Investigative Reporter

Reports that Charles Kuwaza, former State Procurement Board (SPB) boss had committed suicide went haywire a few days ago, with some publication categorically stating that he took his own life as if writing from a police confirmation to that effect.

This school of thought could be true, owing to the gravity of the charges he was facing, but let us not also completely rule murder, there are people who would want him dead so as to avoid being implicated.

Judging from how corruption had been institutionalized in Zimbabwe it is also possible that some of his accomplices were big names, and would at all cost want to conceal their fingerprints in the case, even to the extent of killing someone.

Kuwaza’s post-mortem is expected to be done today. He was out US $2000 on bail, and had gone to collect some of his defense papers at his office when his body was discovered lying down lifeless, raising rumors that he had thrown himself from the 9th floor.

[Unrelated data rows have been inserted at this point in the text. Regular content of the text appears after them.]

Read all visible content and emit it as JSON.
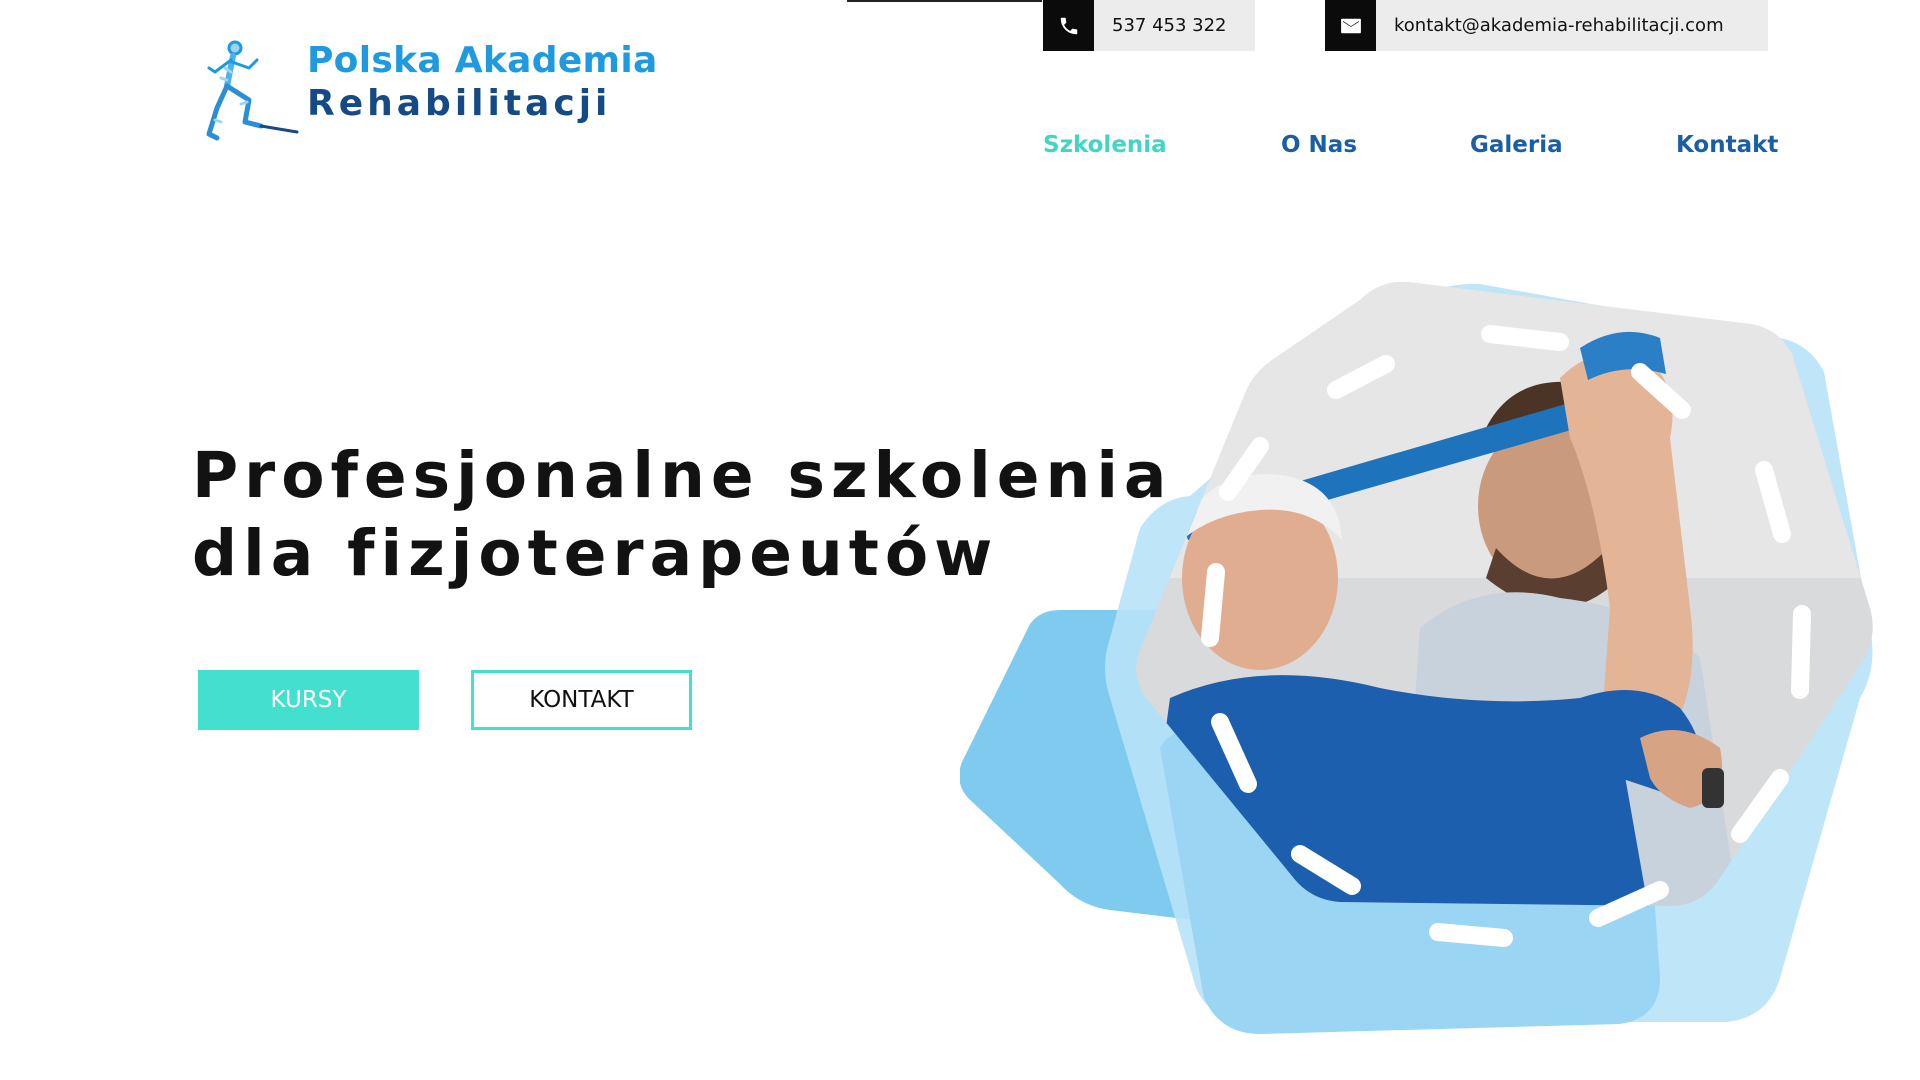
{
  "brand": {
    "line1": "Polska Akademia",
    "line2": "Rehabilitacji",
    "logo_icon": "running-man-anatomy-icon",
    "color_primary": "#1f9ae0",
    "color_dark": "#154a85"
  },
  "contact": {
    "phone": "537 453 322",
    "phone_icon": "phone-icon",
    "email": "kontakt@akademia-rehabilitacji.com",
    "email_icon": "envelope-icon"
  },
  "nav": {
    "items": [
      {
        "label": "Szkolenia",
        "active": true
      },
      {
        "label": "O Nas",
        "active": false
      },
      {
        "label": "Galeria",
        "active": false
      },
      {
        "label": "Kontakt",
        "active": false
      }
    ],
    "active_color": "#43d5c4",
    "color": "#1a5fa6"
  },
  "hero": {
    "title_line1": "Profesjonalne szkolenia",
    "title_line2": "dla fizjoterapeutów",
    "buttons": {
      "primary": "KURSY",
      "secondary": "KONTAKT"
    },
    "accent_color": "#43dfcf"
  }
}
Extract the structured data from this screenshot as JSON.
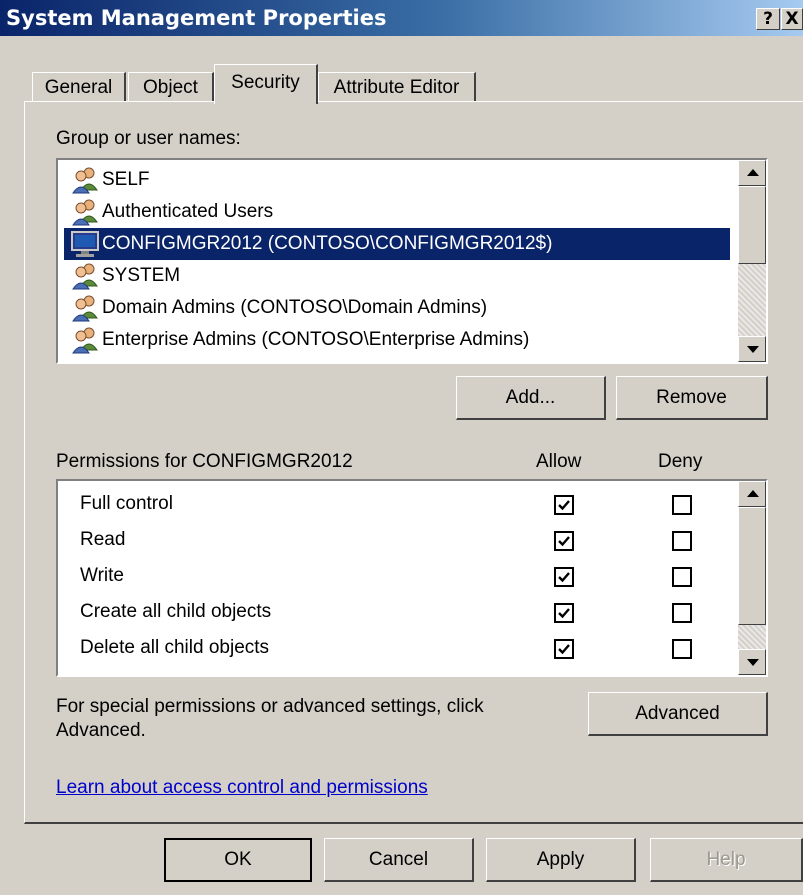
{
  "window": {
    "title": "System Management Properties",
    "help_button": "?",
    "close_button": "X"
  },
  "tabs": [
    {
      "label": "General",
      "active": false
    },
    {
      "label": "Object",
      "active": false
    },
    {
      "label": "Security",
      "active": true
    },
    {
      "label": "Attribute Editor",
      "active": false
    }
  ],
  "security": {
    "group_label": "Group or user names:",
    "principals": [
      {
        "name": "SELF",
        "icon": "users-icon",
        "selected": false
      },
      {
        "name": "Authenticated Users",
        "icon": "users-icon",
        "selected": false
      },
      {
        "name": "CONFIGMGR2012 (CONTOSO\\CONFIGMGR2012$)",
        "icon": "computer-icon",
        "selected": true
      },
      {
        "name": "SYSTEM",
        "icon": "users-icon",
        "selected": false
      },
      {
        "name": "Domain Admins (CONTOSO\\Domain Admins)",
        "icon": "users-icon",
        "selected": false
      },
      {
        "name": "Enterprise Admins (CONTOSO\\Enterprise Admins)",
        "icon": "users-icon",
        "selected": false
      }
    ],
    "add_label": "Add...",
    "remove_label": "Remove",
    "permissions_label": "Permissions for CONFIGMGR2012",
    "allow_label": "Allow",
    "deny_label": "Deny",
    "permissions": [
      {
        "name": "Full control",
        "allow": true,
        "deny": false
      },
      {
        "name": "Read",
        "allow": true,
        "deny": false
      },
      {
        "name": "Write",
        "allow": true,
        "deny": false
      },
      {
        "name": "Create all child objects",
        "allow": true,
        "deny": false
      },
      {
        "name": "Delete all child objects",
        "allow": true,
        "deny": false
      }
    ],
    "advanced_note_line1": "For special permissions or advanced settings, click",
    "advanced_note_line2": "Advanced.",
    "advanced_label": "Advanced",
    "learn_link": "Learn about access control and permissions"
  },
  "footer": {
    "ok_label": "OK",
    "cancel_label": "Cancel",
    "apply_label": "Apply",
    "help_label": "Help"
  },
  "colors": {
    "selection": "#0a246a",
    "dialog_bg": "#d4d0c8",
    "link": "#0000cc"
  }
}
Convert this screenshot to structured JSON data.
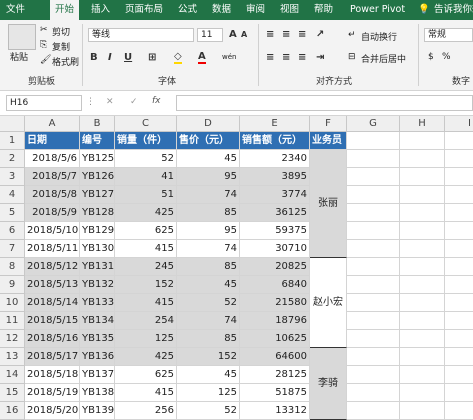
{
  "tabs": [
    "文件",
    "开始",
    "插入",
    "页面布局",
    "公式",
    "数据",
    "审阅",
    "视图",
    "帮助",
    "Power Pivot"
  ],
  "tell_me": "告诉我你想",
  "clipboard": {
    "paste": "粘贴",
    "cut": "剪切",
    "copy": "复制",
    "format_painter": "格式刷",
    "label": "剪贴板"
  },
  "font": {
    "font_name": "等线",
    "font_size": "11",
    "label": "字体",
    "bold": "B",
    "italic": "I",
    "underline": "U",
    "wen": "wén"
  },
  "alignment": {
    "wrap": "自动换行",
    "merge": "合并后居中",
    "label": "对齐方式"
  },
  "number": {
    "format": "常规",
    "label": "数字"
  },
  "formula_bar": {
    "name_box": "H16",
    "fx": "fx",
    "value": ""
  },
  "colors": {
    "accent": "#217346",
    "header_fill": "#2f6fb3",
    "shade_fill": "#d9d9d9"
  },
  "column_letters": [
    "A",
    "B",
    "C",
    "D",
    "E",
    "F",
    "G",
    "H",
    "I"
  ],
  "table": {
    "headers": [
      "日期",
      "编号",
      "销量（件）",
      "售价（元）",
      "销售额（元）",
      "业务员"
    ],
    "rows": [
      [
        "2018/5/6",
        "YB125",
        "52",
        "45",
        "2340"
      ],
      [
        "2018/5/7",
        "YB126",
        "41",
        "95",
        "3895"
      ],
      [
        "2018/5/8",
        "YB127",
        "51",
        "74",
        "3774"
      ],
      [
        "2018/5/9",
        "YB128",
        "425",
        "85",
        "36125"
      ],
      [
        "2018/5/10",
        "YB129",
        "625",
        "95",
        "59375"
      ],
      [
        "2018/5/11",
        "YB130",
        "415",
        "74",
        "30710"
      ],
      [
        "2018/5/12",
        "YB131",
        "245",
        "85",
        "20825"
      ],
      [
        "2018/5/13",
        "YB132",
        "152",
        "45",
        "6840"
      ],
      [
        "2018/5/14",
        "YB133",
        "415",
        "52",
        "21580"
      ],
      [
        "2018/5/15",
        "YB134",
        "254",
        "74",
        "18796"
      ],
      [
        "2018/5/16",
        "YB135",
        "125",
        "85",
        "10625"
      ],
      [
        "2018/5/17",
        "YB136",
        "425",
        "152",
        "64600"
      ],
      [
        "2018/5/18",
        "YB137",
        "625",
        "45",
        "28125"
      ],
      [
        "2018/5/19",
        "YB138",
        "415",
        "125",
        "51875"
      ],
      [
        "2018/5/20",
        "YB139",
        "256",
        "52",
        "13312"
      ]
    ],
    "salespersons": [
      "张丽",
      "赵小宏",
      "李骑"
    ]
  }
}
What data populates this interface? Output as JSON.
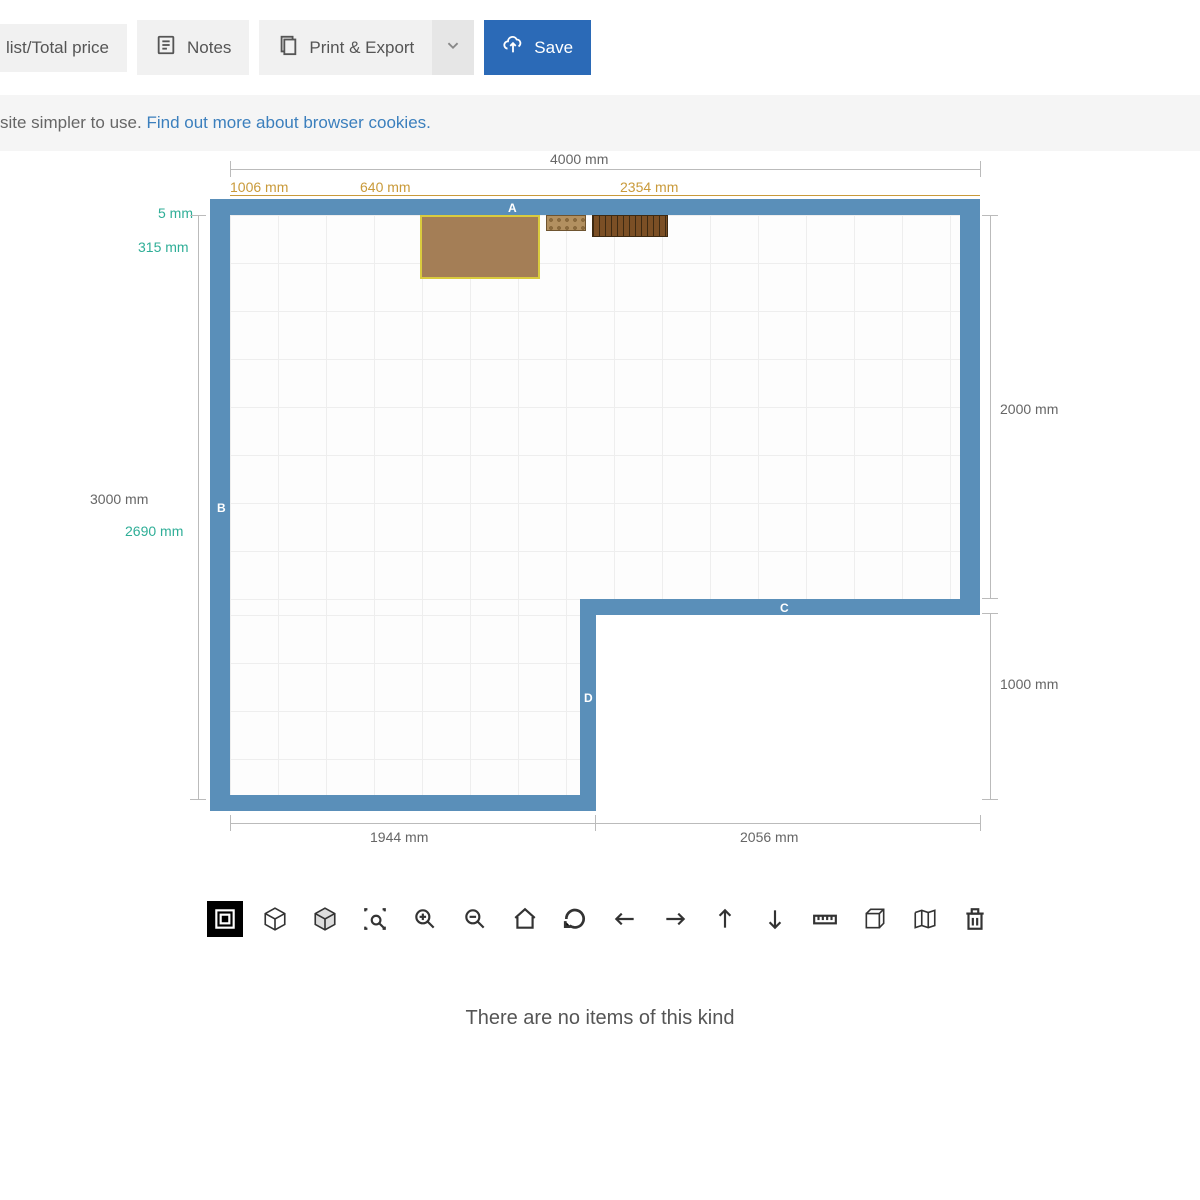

Meanwhile, the Confederation of Zimbabwe Industries (CZI) and its partners’ Zimbabwe Corruption in Business Survey 2016 have revealed that the SPB was the second most corrupt institution in Zimbabwe, after the Zimbabwe Republic Police.

Public procurement in Zimbabwe has been dogged by irregularities in the whole system.

In his study, titled Public Procurement in Zimbabwe Issues and Challenges, UNISA graduate Daniel Chigudu shows that despite the presence of some regulations, public officials manipulate tender procedures for personal gains.

“In Zimbabwe, the flagrant abuse of the procurement system is largely due to the fact that there is hardly any consistent enforcement of the rules and regulations. The procurement entities pretend to comply with procurement procedures while in actual fact compromising the spirit of the rules,” he wrote.

He added that Zimbabwe has maintained this basic structure. This has proven to be problematic because such regulations apply mainly to central government. This leaves local authorities and state owned enterprises to create their own systems of procurement.

SPB officers are high public officers, they purchase goods on behalf of the state and its departments, and SPB being a public entity, its tender scams could suck in high government personnel  including ministers if well investigated. Meanwhile, members of the Zimbabwe Anti-Corruption Commission have recently expressed concern over threats from cabinet ministers as the body investigates cases of corruption involving high public officials.